Problem: Text in the records must be reproduced exactly, and pictures must be skipped.

---------- Study material

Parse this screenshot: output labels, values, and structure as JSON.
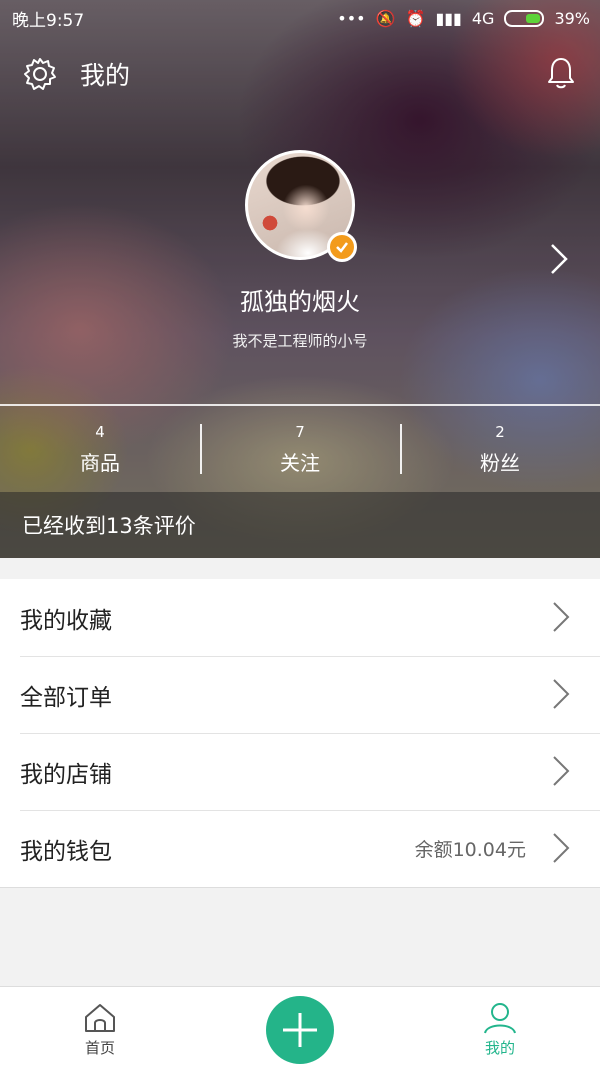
{
  "status_bar": {
    "time": "晚上9:57",
    "network": "4G",
    "battery": "39%"
  },
  "header": {
    "title": "我的"
  },
  "profile": {
    "nickname": "孤独的烟火",
    "signature": "我不是工程师的小号",
    "verified": true
  },
  "stats": [
    {
      "count": "4",
      "label": "商品"
    },
    {
      "count": "7",
      "label": "关注"
    },
    {
      "count": "2",
      "label": "粉丝"
    }
  ],
  "reviews_banner": "已经收到13条评价",
  "menu": [
    {
      "label": "我的收藏",
      "extra": ""
    },
    {
      "label": "全部订单",
      "extra": ""
    },
    {
      "label": "我的店铺",
      "extra": ""
    },
    {
      "label": "我的钱包",
      "extra": "余额10.04元"
    }
  ],
  "bottom_nav": {
    "home": "首页",
    "me": "我的"
  },
  "colors": {
    "accent": "#24b489",
    "verified_badge": "#f39b1b"
  }
}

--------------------

Result of the exercise:
Parse this screenshot: output labels, values, and structure as JSON.
{
  "status_bar": {
    "time": "晚上9:57",
    "network": "4G",
    "battery": "39%"
  },
  "header": {
    "title": "我的"
  },
  "profile": {
    "nickname": "孤独的烟火",
    "signature": "我不是工程师的小号",
    "verified": true
  },
  "stats": [
    {
      "count": "4",
      "label": "商品"
    },
    {
      "count": "7",
      "label": "关注"
    },
    {
      "count": "2",
      "label": "粉丝"
    }
  ],
  "reviews_banner": "已经收到13条评价",
  "menu": [
    {
      "label": "我的收藏",
      "extra": ""
    },
    {
      "label": "全部订单",
      "extra": ""
    },
    {
      "label": "我的店铺",
      "extra": ""
    },
    {
      "label": "我的钱包",
      "extra": "余额10.04元"
    }
  ],
  "bottom_nav": {
    "home": "首页",
    "me": "我的"
  },
  "colors": {
    "accent": "#24b489",
    "verified_badge": "#f39b1b"
  }
}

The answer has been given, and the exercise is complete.